◆ **EXERCISE DIRECTIONS**
Make an exact copy of the records, leaving out the images.

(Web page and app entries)
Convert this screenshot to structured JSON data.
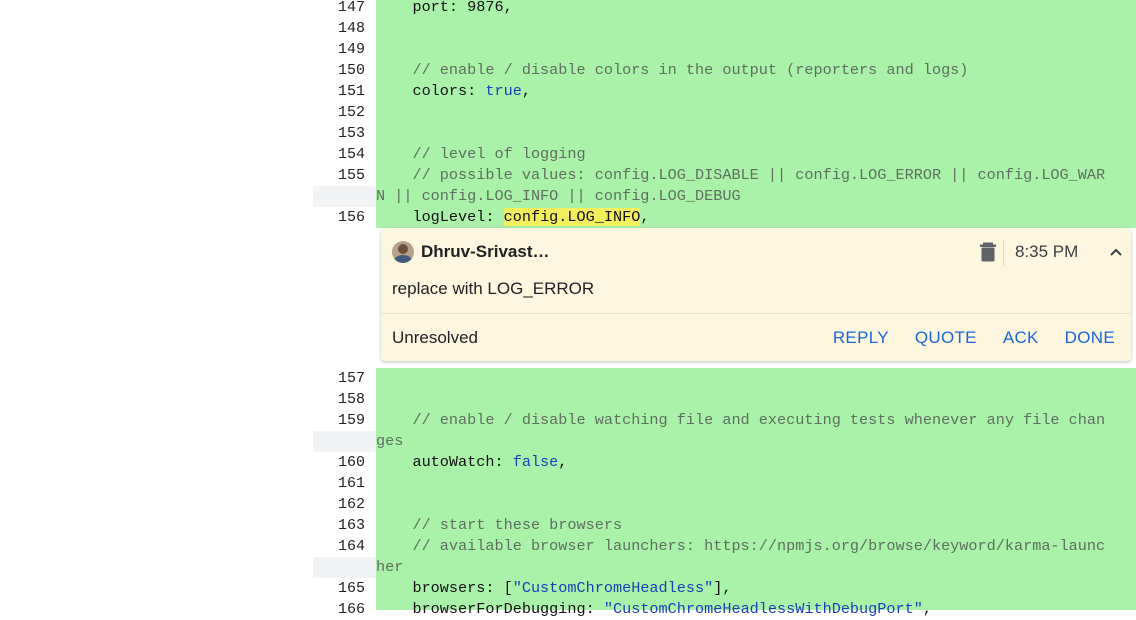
{
  "code_lines_top": [
    {
      "num": "147",
      "segments": [
        {
          "t": "    port: 9876,",
          "c": ""
        }
      ]
    },
    {
      "num": "148",
      "segments": []
    },
    {
      "num": "149",
      "segments": []
    },
    {
      "num": "150",
      "segments": [
        {
          "t": "    // enable / disable colors in the output (reporters and logs)",
          "c": "cmt"
        }
      ]
    },
    {
      "num": "151",
      "segments": [
        {
          "t": "    colors: ",
          "c": ""
        },
        {
          "t": "true",
          "c": "kw"
        },
        {
          "t": ",",
          "c": ""
        }
      ]
    },
    {
      "num": "152",
      "segments": []
    },
    {
      "num": "153",
      "segments": []
    },
    {
      "num": "154",
      "segments": [
        {
          "t": "    // level of logging",
          "c": "cmt"
        }
      ]
    },
    {
      "num": "155",
      "segments": [
        {
          "t": "    // possible values: config.LOG_DISABLE || config.LOG_ERROR || config.LOG_WAR",
          "c": "cmt"
        }
      ]
    },
    {
      "num": "",
      "wrap": true,
      "segments": [
        {
          "t": "N || config.LOG_INFO || config.LOG_DEBUG",
          "c": "cmt"
        }
      ]
    },
    {
      "num": "156",
      "segments": [
        {
          "t": "    logLevel: ",
          "c": ""
        },
        {
          "t": "config.LOG_INFO",
          "c": "hl"
        },
        {
          "t": ",",
          "c": ""
        }
      ]
    }
  ],
  "code_lines_bottom": [
    {
      "num": "157",
      "segments": []
    },
    {
      "num": "158",
      "segments": []
    },
    {
      "num": "159",
      "segments": [
        {
          "t": "    // enable / disable watching file and executing tests whenever any file chan",
          "c": "cmt"
        }
      ]
    },
    {
      "num": "",
      "wrap": true,
      "segments": [
        {
          "t": "ges",
          "c": "cmt"
        }
      ]
    },
    {
      "num": "160",
      "segments": [
        {
          "t": "    autoWatch: ",
          "c": ""
        },
        {
          "t": "false",
          "c": "kw"
        },
        {
          "t": ",",
          "c": ""
        }
      ]
    },
    {
      "num": "161",
      "segments": []
    },
    {
      "num": "162",
      "segments": []
    },
    {
      "num": "163",
      "segments": [
        {
          "t": "    // start these browsers",
          "c": "cmt"
        }
      ]
    },
    {
      "num": "164",
      "segments": [
        {
          "t": "    // available browser launchers: https://npmjs.org/browse/keyword/karma-launc",
          "c": "cmt"
        }
      ]
    },
    {
      "num": "",
      "wrap": true,
      "segments": [
        {
          "t": "her",
          "c": "cmt"
        }
      ]
    },
    {
      "num": "165",
      "segments": [
        {
          "t": "    browsers: [",
          "c": ""
        },
        {
          "t": "\"CustomChromeHeadless\"",
          "c": "str"
        },
        {
          "t": "],",
          "c": ""
        }
      ]
    },
    {
      "num": "166",
      "segments": [
        {
          "t": "    browserForDebugging: ",
          "c": ""
        },
        {
          "t": "\"CustomChromeHeadlessWithDebugPort\"",
          "c": "str"
        },
        {
          "t": ",",
          "c": ""
        }
      ]
    }
  ],
  "comment": {
    "author": "Dhruv-Srivast…",
    "time": "8:35 PM",
    "body": "replace with LOG_ERROR",
    "status": "Unresolved",
    "actions": {
      "reply": "REPLY",
      "quote": "QUOTE",
      "ack": "ACK",
      "done": "DONE"
    }
  },
  "icons": {
    "delete": "trash-icon",
    "collapse": "chevron-up-icon",
    "avatar": "avatar"
  },
  "colors": {
    "added_bg": "#aaf2aa",
    "comment_bg": "#fef7e0",
    "link": "#1a66d9"
  }
}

◆ **TASK RESULT**
Convert this screenshot to structured JSON data.
{
  "code_lines_top": [
    {
      "num": "147",
      "segments": [
        {
          "t": "    port: 9876,",
          "c": ""
        }
      ]
    },
    {
      "num": "148",
      "segments": []
    },
    {
      "num": "149",
      "segments": []
    },
    {
      "num": "150",
      "segments": [
        {
          "t": "    // enable / disable colors in the output (reporters and logs)",
          "c": "cmt"
        }
      ]
    },
    {
      "num": "151",
      "segments": [
        {
          "t": "    colors: ",
          "c": ""
        },
        {
          "t": "true",
          "c": "kw"
        },
        {
          "t": ",",
          "c": ""
        }
      ]
    },
    {
      "num": "152",
      "segments": []
    },
    {
      "num": "153",
      "segments": []
    },
    {
      "num": "154",
      "segments": [
        {
          "t": "    // level of logging",
          "c": "cmt"
        }
      ]
    },
    {
      "num": "155",
      "segments": [
        {
          "t": "    // possible values: config.LOG_DISABLE || config.LOG_ERROR || config.LOG_WAR",
          "c": "cmt"
        }
      ]
    },
    {
      "num": "",
      "wrap": true,
      "segments": [
        {
          "t": "N || config.LOG_INFO || config.LOG_DEBUG",
          "c": "cmt"
        }
      ]
    },
    {
      "num": "156",
      "segments": [
        {
          "t": "    logLevel: ",
          "c": ""
        },
        {
          "t": "config.LOG_INFO",
          "c": "hl"
        },
        {
          "t": ",",
          "c": ""
        }
      ]
    }
  ],
  "code_lines_bottom": [
    {
      "num": "157",
      "segments": []
    },
    {
      "num": "158",
      "segments": []
    },
    {
      "num": "159",
      "segments": [
        {
          "t": "    // enable / disable watching file and executing tests whenever any file chan",
          "c": "cmt"
        }
      ]
    },
    {
      "num": "",
      "wrap": true,
      "segments": [
        {
          "t": "ges",
          "c": "cmt"
        }
      ]
    },
    {
      "num": "160",
      "segments": [
        {
          "t": "    autoWatch: ",
          "c": ""
        },
        {
          "t": "false",
          "c": "kw"
        },
        {
          "t": ",",
          "c": ""
        }
      ]
    },
    {
      "num": "161",
      "segments": []
    },
    {
      "num": "162",
      "segments": []
    },
    {
      "num": "163",
      "segments": [
        {
          "t": "    // start these browsers",
          "c": "cmt"
        }
      ]
    },
    {
      "num": "164",
      "segments": [
        {
          "t": "    // available browser launchers: https://npmjs.org/browse/keyword/karma-launc",
          "c": "cmt"
        }
      ]
    },
    {
      "num": "",
      "wrap": true,
      "segments": [
        {
          "t": "her",
          "c": "cmt"
        }
      ]
    },
    {
      "num": "165",
      "segments": [
        {
          "t": "    browsers: [",
          "c": ""
        },
        {
          "t": "\"CustomChromeHeadless\"",
          "c": "str"
        },
        {
          "t": "],",
          "c": ""
        }
      ]
    },
    {
      "num": "166",
      "segments": [
        {
          "t": "    browserForDebugging: ",
          "c": ""
        },
        {
          "t": "\"CustomChromeHeadlessWithDebugPort\"",
          "c": "str"
        },
        {
          "t": ",",
          "c": ""
        }
      ]
    }
  ],
  "comment": {
    "author": "Dhruv-Srivast…",
    "time": "8:35 PM",
    "body": "replace with LOG_ERROR",
    "status": "Unresolved",
    "actions": {
      "reply": "REPLY",
      "quote": "QUOTE",
      "ack": "ACK",
      "done": "DONE"
    }
  },
  "icons": {
    "delete": "trash-icon",
    "collapse": "chevron-up-icon",
    "avatar": "avatar"
  },
  "colors": {
    "added_bg": "#aaf2aa",
    "comment_bg": "#fef7e0",
    "link": "#1a66d9"
  }
}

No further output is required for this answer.